Your assignment: Write out each record exactly as given, but do not include the pictures.

Web page and app entries:
- - -

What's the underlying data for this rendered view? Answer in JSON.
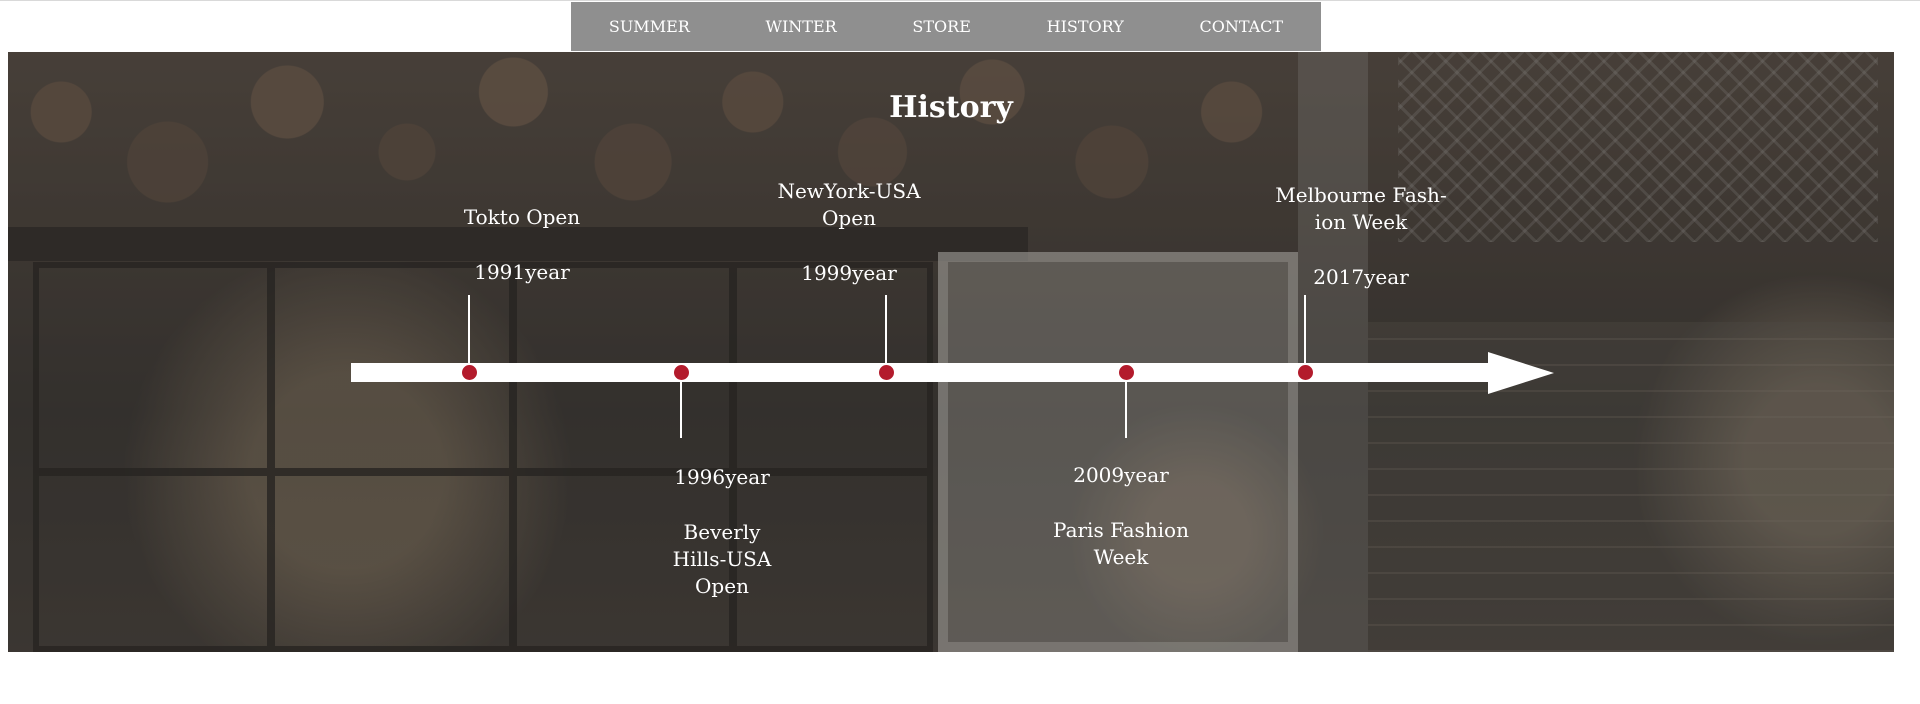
{
  "nav": {
    "items": [
      "SUMMER",
      "WINTER",
      "STORE",
      "HISTORY",
      "CONTACT"
    ]
  },
  "history": {
    "title": "History",
    "events": [
      {
        "event": "Tokto Open",
        "year": "1991year"
      },
      {
        "event": "Beverly Hills-USA Open",
        "year": "1996year"
      },
      {
        "event": "NewYork-USA Open",
        "year": "1999year"
      },
      {
        "event": "Paris Fashion Week",
        "year": "2009year"
      },
      {
        "event": "Melbourne Fash-ion Week",
        "year": "2017year"
      }
    ]
  },
  "colors": {
    "nav_bg": "#8f8f8f",
    "timeline": "#ffffff",
    "marker": "#b31b2c"
  }
}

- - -

Result for this task:
What's the underlying data for this rendered view? Answer in JSON.
{
  "nav": {
    "items": [
      "SUMMER",
      "WINTER",
      "STORE",
      "HISTORY",
      "CONTACT"
    ]
  },
  "history": {
    "title": "History",
    "events": [
      {
        "event": "Tokto Open",
        "year": "1991year"
      },
      {
        "event": "Beverly Hills-USA Open",
        "year": "1996year"
      },
      {
        "event": "NewYork-USA Open",
        "year": "1999year"
      },
      {
        "event": "Paris Fashion Week",
        "year": "2009year"
      },
      {
        "event": "Melbourne Fash-ion Week",
        "year": "2017year"
      }
    ]
  },
  "colors": {
    "nav_bg": "#8f8f8f",
    "timeline": "#ffffff",
    "marker": "#b31b2c"
  }
}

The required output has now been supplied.